—Glenda Komenac, Elkford, B.C.
Scott Gilmore missed the most important reckoning in his proposals for the “Trump Prevention Act.” I had mentioned a proposal to a friend who owns a manufacturing company in Wisconsin to prevent high-level corruption by politicians. I suggested my idea might start with big business. The idea: screen high-level appointees for psychopathy. This would clean up much of the dirt in business and politics. There are now reliable and objective methods of testing for psychopaths—it works, and they can’t cheat their way through the tests. I suggested that if big business adopted this approach, with luck it might ﬁnd its way into the vetting process for high public ofﬁce. If we weaned out the psychopaths from high ofﬁce, most of the other Trump Prevention policies of Scott Gilmore would be unnecessary. Honest people do honest things.
—Murray Allen, Kelowna, B.C.
Interesting suggestions, but I think Mr. Gilmore’s column misses the crucial issue: the Trump presidency exposes a potentially catastrophic limitation of the U.S. Constitution. While the president is protected from prosecution in the criminal justice system, the constitution provides for prosecution (impeachment) of the president only by the Congress. The result is that prosecution of crimes (obstruction of justice, emolument, etc.) is political, not judicial. A president can be guilty of the worst crimes, but if he or she has popular support, and/or party support, he or she will not be tried, let alone removed from ofﬁce. In these hyper-partisan times, let us not forget that Hitler had popular support.
—Bill Bowden, Southampton, Ont.
East Coast kindness
In June, Senior Writer Anne Kingston wrote about how human kindness—and resurgent empathy across the globe—is the only solution to a broken world.
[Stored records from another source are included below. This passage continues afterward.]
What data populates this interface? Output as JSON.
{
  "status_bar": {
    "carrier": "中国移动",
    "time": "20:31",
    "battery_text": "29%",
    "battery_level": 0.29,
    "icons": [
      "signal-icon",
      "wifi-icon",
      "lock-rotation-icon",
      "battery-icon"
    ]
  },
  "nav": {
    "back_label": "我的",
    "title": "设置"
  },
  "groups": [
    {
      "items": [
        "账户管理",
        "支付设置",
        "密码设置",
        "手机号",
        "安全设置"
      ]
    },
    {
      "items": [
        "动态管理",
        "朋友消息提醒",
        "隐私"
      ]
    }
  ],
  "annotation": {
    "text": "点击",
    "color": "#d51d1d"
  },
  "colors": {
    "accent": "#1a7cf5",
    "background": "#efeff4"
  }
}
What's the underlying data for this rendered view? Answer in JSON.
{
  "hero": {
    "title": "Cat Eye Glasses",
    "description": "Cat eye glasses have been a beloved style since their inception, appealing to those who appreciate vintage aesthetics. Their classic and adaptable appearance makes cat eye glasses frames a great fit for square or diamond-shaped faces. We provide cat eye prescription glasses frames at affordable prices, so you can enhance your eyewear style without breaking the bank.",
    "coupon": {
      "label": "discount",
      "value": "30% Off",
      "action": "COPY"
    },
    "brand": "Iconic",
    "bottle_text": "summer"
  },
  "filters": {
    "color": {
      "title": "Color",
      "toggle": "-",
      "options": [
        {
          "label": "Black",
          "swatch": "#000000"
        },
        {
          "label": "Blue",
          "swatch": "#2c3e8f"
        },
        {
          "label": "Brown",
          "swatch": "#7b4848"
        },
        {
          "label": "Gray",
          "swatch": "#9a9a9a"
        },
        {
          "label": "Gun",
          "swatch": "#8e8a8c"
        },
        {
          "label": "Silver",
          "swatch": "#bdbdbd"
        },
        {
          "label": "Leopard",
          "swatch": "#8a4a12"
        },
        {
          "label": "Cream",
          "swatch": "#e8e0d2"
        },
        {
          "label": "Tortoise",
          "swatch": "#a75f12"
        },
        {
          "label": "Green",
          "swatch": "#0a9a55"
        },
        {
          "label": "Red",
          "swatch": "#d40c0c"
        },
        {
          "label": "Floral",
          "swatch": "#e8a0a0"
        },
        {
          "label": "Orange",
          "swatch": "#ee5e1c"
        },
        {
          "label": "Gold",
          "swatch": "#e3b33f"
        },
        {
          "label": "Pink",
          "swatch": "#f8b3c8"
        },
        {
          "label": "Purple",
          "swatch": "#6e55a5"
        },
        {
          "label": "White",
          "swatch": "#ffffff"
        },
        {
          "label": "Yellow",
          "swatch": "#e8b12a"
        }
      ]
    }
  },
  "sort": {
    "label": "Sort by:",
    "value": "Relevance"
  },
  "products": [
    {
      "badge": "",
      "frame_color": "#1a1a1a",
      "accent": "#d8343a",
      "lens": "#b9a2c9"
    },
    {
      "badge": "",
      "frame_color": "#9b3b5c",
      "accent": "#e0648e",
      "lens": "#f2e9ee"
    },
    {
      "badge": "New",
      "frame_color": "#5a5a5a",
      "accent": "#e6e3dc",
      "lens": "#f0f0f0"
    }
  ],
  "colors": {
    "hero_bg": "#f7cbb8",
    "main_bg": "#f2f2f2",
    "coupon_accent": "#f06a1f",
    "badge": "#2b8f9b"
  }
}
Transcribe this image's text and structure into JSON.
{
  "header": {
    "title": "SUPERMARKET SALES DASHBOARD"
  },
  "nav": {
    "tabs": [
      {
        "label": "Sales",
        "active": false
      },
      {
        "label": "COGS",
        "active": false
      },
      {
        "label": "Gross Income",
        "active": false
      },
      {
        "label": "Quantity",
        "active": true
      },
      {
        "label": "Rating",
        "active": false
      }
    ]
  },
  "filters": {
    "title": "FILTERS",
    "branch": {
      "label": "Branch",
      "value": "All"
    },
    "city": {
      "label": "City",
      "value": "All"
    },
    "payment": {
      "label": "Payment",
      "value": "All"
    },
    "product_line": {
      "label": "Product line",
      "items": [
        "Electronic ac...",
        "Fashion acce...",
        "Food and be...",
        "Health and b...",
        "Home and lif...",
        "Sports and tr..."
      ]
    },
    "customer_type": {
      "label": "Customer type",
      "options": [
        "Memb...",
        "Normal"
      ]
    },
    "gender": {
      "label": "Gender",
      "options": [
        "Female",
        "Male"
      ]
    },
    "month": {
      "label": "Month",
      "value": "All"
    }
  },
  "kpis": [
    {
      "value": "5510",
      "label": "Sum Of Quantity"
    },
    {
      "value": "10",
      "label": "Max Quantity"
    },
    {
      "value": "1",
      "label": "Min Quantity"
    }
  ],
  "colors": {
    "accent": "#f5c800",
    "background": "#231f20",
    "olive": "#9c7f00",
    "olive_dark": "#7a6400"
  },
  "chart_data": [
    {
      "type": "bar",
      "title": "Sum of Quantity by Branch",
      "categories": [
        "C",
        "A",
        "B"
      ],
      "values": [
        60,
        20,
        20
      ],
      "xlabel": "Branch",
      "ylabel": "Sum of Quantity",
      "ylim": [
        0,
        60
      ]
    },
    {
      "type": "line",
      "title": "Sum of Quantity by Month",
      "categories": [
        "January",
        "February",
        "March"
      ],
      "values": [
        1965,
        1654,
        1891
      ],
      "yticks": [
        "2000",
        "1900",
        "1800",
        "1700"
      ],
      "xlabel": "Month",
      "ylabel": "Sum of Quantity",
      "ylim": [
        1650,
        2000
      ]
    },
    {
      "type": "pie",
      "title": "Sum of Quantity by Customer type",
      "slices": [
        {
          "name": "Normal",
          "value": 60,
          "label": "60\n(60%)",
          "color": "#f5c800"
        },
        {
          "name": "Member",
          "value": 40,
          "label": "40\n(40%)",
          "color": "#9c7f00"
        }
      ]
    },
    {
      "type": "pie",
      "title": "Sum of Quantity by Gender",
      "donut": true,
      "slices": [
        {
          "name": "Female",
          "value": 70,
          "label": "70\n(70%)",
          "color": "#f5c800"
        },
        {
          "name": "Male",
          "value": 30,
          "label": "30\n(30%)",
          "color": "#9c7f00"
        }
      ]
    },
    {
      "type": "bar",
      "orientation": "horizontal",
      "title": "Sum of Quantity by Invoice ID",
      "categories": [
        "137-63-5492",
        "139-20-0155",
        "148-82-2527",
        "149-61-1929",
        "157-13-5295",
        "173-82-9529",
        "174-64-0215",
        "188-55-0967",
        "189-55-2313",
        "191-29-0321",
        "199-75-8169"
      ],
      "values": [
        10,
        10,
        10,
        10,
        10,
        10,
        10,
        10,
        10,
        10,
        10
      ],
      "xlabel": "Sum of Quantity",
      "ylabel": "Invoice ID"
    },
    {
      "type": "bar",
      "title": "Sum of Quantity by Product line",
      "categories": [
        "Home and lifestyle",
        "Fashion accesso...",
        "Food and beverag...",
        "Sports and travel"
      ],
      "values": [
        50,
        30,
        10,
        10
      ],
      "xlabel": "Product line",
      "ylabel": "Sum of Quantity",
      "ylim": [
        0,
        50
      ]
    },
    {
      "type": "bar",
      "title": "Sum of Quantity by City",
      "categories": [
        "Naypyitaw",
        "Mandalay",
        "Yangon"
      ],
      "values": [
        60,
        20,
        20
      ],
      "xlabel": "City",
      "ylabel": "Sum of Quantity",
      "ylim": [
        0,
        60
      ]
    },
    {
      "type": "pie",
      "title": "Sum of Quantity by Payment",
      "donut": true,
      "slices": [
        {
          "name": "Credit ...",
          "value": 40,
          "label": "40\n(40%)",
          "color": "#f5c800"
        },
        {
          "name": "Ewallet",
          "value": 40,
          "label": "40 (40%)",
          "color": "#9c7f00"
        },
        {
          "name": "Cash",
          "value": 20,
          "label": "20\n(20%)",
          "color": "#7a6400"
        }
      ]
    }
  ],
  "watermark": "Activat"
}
Anne Kingston and Maclean’s deserve great thanks for the cover story on compassion. However, there may be a more direct and effective way to ﬁnd compassion than by reviewing the academics, TED talks, legislation or business strategies discussed at some length. Finding compassion could be as simple as getting out of Ontario and its preoccupation with prosperity. Here in the Maritimes and Atlantic Canada, shipwrecks, mining disasters, hurricanes and air crashes have elicited compassion for hundreds of years. Indeed, this compassion continues daily. Our volunteer ﬁre departments and search-and-rescue teams respond to anything and everything where they can be useful—and all of us keep donating to them whether we get tax credits or not. Whether a Syrian refugee family loses seven in a house ﬁre in Halifax or a 25-year-old volunteer ﬁreman perishes on his ﬁrst motorcycle ride, our community responds with the compassion your article called for. You might already know of Maritime compassion given the number of people who have taken notice of the musical Come From Away, which tells the story of the Gander, N.L., response to the planes grounded there on 9/11.
—Ernest J. Dick, Granville Ferry, N.S.